A report of UNHCR on the maritime illegal migration between April and June 2015 says 6000 refugees have been abandoned by smugglers in the Bay of Bengal and Andaman Sea in May 2015. States concerned are well aware of the Status of the Rohingyas, of their plight, and yet deliberate ignorance and ‘push back’ either in land or sea has been the policies of the governments by and large. As a result many Rohingyas have either perished in the seas or have been living in detention camps as bonded labours in the Thai-Malaysian border. The flip side of the story is, when it comes to employing people in the most laborious industries, it is the Rohingyas who have been categorically employed for providing cheap labour, leading to the boom of a well knitted trafficking network connecting Myanmar, Thailand, Indonesia, Malaysia and Bangladesh to take innocents in precarious, perilous journeys in the name of work opportunity. Sea is the most accessible route for them since their settlements in Bangladesh are found mainly in Cox’s bazaar, a beach area. While young men are being trafficked in name of labour to Thailand, Philippines and Malaysia, and then are robbed off their belongings, women and children are increasingly being trafficked for sexual exploitation to these countries and India. Economic considerations are major pull factors for young boys, since they are not allowed to work in Bangladesh, even if they are registered with the UNHCR, for which they want to even risk their lives to reach countries like Malaysia.
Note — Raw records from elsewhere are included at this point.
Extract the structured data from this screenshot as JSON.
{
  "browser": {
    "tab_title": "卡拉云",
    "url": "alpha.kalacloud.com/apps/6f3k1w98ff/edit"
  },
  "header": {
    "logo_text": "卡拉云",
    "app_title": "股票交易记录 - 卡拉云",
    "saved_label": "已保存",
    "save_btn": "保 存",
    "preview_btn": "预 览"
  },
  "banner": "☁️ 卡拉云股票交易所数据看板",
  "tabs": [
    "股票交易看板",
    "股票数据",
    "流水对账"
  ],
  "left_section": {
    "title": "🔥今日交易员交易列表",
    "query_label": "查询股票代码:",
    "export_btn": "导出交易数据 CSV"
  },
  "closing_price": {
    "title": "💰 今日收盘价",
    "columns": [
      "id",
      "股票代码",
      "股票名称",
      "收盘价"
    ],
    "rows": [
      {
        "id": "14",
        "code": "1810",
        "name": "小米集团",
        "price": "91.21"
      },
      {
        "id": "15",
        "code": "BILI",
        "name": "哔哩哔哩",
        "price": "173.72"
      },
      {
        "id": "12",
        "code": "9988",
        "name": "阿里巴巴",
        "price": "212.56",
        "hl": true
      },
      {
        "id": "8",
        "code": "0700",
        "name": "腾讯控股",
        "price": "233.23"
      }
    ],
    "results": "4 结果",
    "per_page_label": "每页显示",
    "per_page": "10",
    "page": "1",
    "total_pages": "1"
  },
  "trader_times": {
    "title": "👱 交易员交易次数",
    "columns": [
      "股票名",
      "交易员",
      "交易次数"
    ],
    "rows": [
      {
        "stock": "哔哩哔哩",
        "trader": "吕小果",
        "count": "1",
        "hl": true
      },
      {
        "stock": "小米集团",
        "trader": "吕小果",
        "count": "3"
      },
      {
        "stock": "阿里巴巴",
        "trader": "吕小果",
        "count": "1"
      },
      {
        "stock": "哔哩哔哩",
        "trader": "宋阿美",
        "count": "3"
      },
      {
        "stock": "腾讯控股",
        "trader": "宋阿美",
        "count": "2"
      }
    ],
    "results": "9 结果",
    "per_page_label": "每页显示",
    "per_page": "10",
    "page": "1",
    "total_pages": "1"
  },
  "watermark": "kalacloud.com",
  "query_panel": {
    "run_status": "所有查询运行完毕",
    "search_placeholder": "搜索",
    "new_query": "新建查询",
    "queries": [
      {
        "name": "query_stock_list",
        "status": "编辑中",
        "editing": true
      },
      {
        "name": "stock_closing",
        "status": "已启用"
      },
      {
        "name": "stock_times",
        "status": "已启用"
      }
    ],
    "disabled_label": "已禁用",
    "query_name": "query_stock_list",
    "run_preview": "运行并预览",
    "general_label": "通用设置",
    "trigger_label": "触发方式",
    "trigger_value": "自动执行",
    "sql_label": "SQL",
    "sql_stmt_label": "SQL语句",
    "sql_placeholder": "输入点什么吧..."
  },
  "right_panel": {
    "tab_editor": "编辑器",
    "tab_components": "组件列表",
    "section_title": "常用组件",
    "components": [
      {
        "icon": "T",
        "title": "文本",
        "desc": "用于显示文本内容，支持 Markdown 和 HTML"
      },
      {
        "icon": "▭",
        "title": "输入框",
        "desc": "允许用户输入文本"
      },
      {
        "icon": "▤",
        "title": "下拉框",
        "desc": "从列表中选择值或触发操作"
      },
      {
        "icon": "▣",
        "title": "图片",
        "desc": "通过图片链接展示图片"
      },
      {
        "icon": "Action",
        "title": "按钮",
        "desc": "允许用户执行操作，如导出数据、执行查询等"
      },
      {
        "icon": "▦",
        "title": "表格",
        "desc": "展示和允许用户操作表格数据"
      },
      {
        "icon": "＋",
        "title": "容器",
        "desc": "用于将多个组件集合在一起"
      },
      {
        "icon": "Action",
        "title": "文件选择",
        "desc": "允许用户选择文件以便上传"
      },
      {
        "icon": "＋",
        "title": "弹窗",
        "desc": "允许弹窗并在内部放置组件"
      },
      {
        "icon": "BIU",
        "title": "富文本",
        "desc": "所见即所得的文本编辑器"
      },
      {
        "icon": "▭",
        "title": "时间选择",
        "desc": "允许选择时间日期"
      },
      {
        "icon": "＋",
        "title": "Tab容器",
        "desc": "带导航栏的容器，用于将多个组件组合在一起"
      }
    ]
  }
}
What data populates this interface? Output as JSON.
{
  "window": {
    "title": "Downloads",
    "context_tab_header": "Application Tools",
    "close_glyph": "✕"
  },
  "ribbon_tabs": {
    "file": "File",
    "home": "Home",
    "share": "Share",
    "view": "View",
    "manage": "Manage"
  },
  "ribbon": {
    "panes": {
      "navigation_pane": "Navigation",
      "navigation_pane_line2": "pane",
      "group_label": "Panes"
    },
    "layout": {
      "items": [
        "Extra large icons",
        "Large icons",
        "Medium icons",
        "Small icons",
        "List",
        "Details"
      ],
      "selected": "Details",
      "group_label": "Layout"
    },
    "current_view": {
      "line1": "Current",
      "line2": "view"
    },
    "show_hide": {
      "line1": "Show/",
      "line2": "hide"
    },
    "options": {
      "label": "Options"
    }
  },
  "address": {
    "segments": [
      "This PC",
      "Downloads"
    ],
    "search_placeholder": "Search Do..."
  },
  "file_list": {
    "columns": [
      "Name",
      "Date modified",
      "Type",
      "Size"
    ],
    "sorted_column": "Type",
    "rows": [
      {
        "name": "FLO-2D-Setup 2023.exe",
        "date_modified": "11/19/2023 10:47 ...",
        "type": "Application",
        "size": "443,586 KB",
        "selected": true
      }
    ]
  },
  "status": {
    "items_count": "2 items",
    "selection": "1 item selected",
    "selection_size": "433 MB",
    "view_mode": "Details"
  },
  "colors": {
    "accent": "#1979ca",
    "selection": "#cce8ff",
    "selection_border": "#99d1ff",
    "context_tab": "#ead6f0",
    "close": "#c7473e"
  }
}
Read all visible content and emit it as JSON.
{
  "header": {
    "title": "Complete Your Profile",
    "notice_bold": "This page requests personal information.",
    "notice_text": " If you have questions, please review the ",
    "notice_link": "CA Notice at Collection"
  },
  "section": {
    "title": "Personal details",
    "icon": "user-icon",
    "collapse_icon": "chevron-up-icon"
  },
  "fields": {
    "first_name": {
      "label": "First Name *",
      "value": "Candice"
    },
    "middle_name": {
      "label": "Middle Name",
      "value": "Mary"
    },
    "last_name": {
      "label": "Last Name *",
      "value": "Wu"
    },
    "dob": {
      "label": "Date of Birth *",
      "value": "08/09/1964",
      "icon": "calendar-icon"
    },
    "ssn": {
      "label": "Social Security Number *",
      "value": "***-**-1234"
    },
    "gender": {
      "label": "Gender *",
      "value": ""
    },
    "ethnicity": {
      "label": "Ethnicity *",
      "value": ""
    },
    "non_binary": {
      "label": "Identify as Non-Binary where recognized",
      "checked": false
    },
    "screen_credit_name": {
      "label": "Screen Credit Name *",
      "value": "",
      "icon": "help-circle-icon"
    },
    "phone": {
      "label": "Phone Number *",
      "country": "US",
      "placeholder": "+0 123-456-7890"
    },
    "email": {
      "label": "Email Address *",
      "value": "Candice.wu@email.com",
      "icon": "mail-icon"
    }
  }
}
 http://www.nytimes.com/2015/05/16/world/asia/migrant-boat-myanmar-thailand.html?module=ArrowsNav&contentCollection=Asia%20Pacific&action=keypress®ion=FixedLeft&pgtype=article accessed on 05-09-15.
 http://www.nytimes.com/interactive/2015/05/14/world/asia/Understanding-Southeast-Asias-Migrant-Crisis.html Accessed on 05-09-15.
‘Malaysia and Thailand turn away hundreds on migrant boats’, The Guardian, 14 May 2015, http://www.theguardian.com/world/2015/may/14/malaysia-turns-back-migrant-boat-with-more-than-500-aboard, accessed on - 31 July 2015.
 ‘Death in the Mediterranean’, New International magazine: People, ideas and action for global justice, 27 May 2015.
Sucharita Sengupta works as a research assistant at Mahanirban Calcutta Research Group.